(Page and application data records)
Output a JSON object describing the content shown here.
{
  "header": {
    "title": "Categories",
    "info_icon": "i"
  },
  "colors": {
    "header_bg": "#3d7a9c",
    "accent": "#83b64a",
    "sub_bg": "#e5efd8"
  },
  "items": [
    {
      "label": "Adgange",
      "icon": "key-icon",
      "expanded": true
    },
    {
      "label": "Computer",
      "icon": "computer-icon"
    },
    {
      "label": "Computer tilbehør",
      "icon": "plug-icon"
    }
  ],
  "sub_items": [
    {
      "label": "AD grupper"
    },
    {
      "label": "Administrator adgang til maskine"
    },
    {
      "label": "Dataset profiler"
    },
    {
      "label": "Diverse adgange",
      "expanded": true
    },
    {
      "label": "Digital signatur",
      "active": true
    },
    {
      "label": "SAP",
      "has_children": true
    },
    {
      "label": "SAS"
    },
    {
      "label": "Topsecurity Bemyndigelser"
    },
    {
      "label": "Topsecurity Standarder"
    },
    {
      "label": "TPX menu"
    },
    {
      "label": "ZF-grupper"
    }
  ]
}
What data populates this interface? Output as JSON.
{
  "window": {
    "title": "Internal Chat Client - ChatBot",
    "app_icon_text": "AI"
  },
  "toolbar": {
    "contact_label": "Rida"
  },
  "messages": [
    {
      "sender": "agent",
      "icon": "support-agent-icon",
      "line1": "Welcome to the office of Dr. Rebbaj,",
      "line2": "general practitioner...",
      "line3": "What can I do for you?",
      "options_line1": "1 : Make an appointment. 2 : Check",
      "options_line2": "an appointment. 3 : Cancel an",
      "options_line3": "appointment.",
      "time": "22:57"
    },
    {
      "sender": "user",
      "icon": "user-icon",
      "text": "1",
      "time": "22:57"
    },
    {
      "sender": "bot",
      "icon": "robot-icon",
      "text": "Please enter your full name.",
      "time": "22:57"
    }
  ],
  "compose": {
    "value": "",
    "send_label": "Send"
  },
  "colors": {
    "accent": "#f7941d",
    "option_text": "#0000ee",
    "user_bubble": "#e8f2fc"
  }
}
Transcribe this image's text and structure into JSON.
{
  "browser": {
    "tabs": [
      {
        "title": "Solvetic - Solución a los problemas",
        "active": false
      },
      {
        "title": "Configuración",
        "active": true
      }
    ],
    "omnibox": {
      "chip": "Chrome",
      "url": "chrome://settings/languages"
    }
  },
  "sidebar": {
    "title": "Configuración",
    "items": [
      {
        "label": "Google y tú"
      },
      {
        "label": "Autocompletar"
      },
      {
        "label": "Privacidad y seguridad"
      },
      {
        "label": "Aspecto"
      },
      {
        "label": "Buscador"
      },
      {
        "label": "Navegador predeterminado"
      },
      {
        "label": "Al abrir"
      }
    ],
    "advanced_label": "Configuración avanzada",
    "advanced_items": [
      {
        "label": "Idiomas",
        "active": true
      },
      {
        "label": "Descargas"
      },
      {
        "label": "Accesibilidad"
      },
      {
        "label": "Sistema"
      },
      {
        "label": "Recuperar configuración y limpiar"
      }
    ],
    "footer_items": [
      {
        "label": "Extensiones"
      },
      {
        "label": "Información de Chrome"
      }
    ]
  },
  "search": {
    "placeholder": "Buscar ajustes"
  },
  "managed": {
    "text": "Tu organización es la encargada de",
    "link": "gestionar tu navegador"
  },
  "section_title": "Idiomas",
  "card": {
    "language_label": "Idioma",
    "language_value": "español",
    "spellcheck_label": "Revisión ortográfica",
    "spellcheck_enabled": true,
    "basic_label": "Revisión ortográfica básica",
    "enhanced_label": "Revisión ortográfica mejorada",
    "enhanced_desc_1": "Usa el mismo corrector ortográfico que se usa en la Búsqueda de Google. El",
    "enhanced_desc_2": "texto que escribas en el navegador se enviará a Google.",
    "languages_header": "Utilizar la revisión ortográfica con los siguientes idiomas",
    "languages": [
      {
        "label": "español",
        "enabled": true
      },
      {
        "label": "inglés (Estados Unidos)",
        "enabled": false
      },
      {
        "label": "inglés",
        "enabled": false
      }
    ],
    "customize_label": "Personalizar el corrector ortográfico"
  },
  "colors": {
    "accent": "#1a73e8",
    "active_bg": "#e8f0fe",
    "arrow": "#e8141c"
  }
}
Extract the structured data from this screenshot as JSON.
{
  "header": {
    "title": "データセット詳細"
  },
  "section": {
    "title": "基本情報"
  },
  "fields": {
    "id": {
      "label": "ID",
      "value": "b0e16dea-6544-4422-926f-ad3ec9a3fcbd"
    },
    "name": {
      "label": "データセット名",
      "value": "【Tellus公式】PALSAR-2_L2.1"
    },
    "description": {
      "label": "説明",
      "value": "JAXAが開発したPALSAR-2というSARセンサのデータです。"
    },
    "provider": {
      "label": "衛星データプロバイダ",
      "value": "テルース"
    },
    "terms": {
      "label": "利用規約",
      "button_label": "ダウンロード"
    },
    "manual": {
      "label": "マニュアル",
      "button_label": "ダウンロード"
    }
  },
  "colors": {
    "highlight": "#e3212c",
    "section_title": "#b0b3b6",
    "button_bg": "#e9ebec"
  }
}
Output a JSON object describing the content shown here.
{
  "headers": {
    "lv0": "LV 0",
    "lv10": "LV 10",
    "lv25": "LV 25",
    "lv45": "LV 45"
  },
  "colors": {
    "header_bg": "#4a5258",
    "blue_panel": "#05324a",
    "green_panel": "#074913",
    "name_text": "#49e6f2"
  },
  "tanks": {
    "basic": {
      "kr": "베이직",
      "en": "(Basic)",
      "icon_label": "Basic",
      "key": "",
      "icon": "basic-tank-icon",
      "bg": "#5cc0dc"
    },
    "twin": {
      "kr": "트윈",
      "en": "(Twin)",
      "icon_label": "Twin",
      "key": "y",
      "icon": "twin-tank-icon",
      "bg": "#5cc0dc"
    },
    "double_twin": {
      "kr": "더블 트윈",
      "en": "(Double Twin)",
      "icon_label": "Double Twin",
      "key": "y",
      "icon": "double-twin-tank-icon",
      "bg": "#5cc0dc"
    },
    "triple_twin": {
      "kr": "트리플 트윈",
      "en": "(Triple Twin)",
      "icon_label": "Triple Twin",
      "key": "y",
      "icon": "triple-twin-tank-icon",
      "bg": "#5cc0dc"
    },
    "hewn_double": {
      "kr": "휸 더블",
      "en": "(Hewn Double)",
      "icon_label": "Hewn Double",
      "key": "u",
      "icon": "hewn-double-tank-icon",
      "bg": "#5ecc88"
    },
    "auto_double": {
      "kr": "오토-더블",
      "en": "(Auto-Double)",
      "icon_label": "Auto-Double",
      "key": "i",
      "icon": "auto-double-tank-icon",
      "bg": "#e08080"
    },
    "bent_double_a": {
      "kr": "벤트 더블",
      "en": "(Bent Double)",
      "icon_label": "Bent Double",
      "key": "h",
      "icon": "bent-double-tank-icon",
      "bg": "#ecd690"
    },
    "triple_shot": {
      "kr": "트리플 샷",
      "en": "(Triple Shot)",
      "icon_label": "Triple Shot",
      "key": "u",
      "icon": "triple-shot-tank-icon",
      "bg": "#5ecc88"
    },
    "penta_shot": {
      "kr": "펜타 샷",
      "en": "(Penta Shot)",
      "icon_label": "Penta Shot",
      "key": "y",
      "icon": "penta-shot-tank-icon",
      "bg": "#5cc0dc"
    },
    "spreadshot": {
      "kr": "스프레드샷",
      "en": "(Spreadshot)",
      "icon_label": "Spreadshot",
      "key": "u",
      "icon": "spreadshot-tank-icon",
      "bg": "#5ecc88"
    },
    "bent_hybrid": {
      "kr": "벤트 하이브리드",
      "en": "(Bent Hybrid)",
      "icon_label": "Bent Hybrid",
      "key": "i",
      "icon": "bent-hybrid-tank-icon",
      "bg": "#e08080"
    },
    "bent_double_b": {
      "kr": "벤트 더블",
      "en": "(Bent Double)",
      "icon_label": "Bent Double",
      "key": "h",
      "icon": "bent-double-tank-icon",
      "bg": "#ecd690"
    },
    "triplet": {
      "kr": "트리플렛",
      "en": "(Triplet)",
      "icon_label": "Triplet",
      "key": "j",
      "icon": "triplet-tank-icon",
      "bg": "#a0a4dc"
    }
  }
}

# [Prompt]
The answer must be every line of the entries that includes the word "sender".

# [Output]
      "sender": "agent",
      "sender": "user",
      "sender": "bot",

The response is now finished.